## Required work:
The full set of entries must be copied exactly.

## Web page and app entries:
===

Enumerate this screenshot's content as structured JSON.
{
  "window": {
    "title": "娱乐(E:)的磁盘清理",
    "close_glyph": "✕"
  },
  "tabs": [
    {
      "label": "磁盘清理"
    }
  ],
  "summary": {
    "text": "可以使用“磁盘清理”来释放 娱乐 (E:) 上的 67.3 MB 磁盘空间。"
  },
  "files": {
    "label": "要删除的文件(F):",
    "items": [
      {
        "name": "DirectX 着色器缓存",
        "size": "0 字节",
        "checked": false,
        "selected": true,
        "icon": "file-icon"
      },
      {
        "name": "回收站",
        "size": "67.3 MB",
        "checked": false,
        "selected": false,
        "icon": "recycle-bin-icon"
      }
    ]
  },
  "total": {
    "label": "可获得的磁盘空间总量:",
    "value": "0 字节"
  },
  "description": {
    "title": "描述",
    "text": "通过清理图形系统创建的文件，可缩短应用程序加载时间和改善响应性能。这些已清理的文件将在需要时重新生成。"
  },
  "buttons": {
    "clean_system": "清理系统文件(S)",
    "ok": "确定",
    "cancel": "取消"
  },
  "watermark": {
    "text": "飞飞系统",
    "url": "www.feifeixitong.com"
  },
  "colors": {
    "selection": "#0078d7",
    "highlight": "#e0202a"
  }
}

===

## Result of this task:
Enumerate this screenshot's content as structured JSON.
{
  "window": {
    "title": "娱乐(E:)的磁盘清理",
    "close_glyph": "✕"
  },
  "tabs": [
    {
      "label": "磁盘清理"
    }
  ],
  "summary": {
    "text": "可以使用“磁盘清理”来释放 娱乐 (E:) 上的 67.3 MB 磁盘空间。"
  },
  "files": {
    "label": "要删除的文件(F):",
    "items": [
      {
        "name": "DirectX 着色器缓存",
        "size": "0 字节",
        "checked": false,
        "selected": true,
        "icon": "file-icon"
      },
      {
        "name": "回收站",
        "size": "67.3 MB",
        "checked": false,
        "selected": false,
        "icon": "recycle-bin-icon"
      }
    ]
  },
  "total": {
    "label": "可获得的磁盘空间总量:",
    "value": "0 字节"
  },
  "description": {
    "title": "描述",
    "text": "通过清理图形系统创建的文件，可缩短应用程序加载时间和改善响应性能。这些已清理的文件将在需要时重新生成。"
  },
  "buttons": {
    "clean_system": "清理系统文件(S)",
    "ok": "确定",
    "cancel": "取消"
  },
  "watermark": {
    "text": "飞飞系统",
    "url": "www.feifeixitong.com"
  },
  "colors": {
    "selection": "#0078d7",
    "highlight": "#e0202a"
  }
}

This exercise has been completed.